Mispronouncing the "th":
Students pronounce "th" as /s/ when it should be pronounced as /θ/ in words like "think". Or /z/ when it should be pronounced as /ð/ for example, "there".
I usually go over the differences between the four types of sounds and ask my students to place their tongue between their teeth when pronouncing …show more content…
I usually ask them to start with /s/ not /es/.
Pronouncing /p/ as /b/: Since the students do not have /p/ in their native language they pronounce it /b/.for example "bark " instead of "park". The matter which totally changes the meaning. I usually ask my students to let the air comes out of their lips when pronouncing this sound and I tell them a story of a man that wanted to find a place to park…
Some vowels has only one type of pronunciation:
Some learners tend to pronounce the vowels "oo" and "o" as/ ʊ/ or /uː/ in words like son /sʌn/,blood /blʌd/,monkey /mʌnkey/.This is because of their first background about each sound, so they picture this thought in their minds as if each vowel has only one type of pronunciation. I try to overcome this problem by reading the words and asking them to repeat and figure out the vowel sound.

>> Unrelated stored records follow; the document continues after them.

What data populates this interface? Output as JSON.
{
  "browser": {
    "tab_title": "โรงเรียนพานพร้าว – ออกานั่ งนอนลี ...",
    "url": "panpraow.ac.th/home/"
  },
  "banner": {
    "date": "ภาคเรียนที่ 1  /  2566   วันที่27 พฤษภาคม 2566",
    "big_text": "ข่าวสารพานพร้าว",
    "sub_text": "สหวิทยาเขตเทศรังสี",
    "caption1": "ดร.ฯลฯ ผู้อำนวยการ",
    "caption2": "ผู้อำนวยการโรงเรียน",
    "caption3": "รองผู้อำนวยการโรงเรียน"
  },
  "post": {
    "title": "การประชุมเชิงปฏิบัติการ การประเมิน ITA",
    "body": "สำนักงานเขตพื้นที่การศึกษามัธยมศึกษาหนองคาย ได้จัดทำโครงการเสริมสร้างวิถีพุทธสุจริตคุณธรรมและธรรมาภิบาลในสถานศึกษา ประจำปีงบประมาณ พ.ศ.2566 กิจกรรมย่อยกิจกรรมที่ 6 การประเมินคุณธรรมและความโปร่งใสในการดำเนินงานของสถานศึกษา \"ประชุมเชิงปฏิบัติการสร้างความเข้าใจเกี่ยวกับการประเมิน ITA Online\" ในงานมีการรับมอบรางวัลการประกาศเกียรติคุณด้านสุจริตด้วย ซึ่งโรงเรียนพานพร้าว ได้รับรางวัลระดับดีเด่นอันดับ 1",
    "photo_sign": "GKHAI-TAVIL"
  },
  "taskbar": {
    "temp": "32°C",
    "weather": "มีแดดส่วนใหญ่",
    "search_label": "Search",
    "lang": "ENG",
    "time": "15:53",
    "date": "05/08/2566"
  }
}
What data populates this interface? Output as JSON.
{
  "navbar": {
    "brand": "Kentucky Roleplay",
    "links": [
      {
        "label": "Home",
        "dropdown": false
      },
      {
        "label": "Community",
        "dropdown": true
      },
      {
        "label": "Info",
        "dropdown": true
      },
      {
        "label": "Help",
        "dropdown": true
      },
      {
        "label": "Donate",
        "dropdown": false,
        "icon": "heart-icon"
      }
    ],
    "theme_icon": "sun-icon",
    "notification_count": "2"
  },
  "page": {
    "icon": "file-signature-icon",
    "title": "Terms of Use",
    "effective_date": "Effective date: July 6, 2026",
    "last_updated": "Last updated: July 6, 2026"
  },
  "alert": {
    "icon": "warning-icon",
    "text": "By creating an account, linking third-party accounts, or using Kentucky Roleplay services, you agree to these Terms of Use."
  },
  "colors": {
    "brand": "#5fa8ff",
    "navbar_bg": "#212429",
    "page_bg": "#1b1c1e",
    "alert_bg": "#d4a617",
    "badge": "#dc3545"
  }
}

Replacing /t/ with /d/ at the end of words: words like 'liked ' 'cooked '. They pronounce them /kʊkid/ or /laiked/ instead of /kʊkt/ or /laikt/ .I tell my students that the 'ed ' at the end of these words are pronounced /t/ not /d/ and with a certain funny facial expression I tell them that we should not pronounce them /kʊkid/ or /laiked/.
Replacing /tʃ/ with …show more content…
(Ahmad,2011) also found ,in a case study on Arabic speakers ,that these mistakes are often because when students learn a second or foreign language, they face some overlaps between their first language and the foreign language they are learning .These overlaps are because of the very different phoneme systems of both languages. So, when they try to speak a second language, they produce the sounds which are closest to the sounds and also exist in their mother tongue. For example, most Arab speakers pronounce the words play and cheap as blay and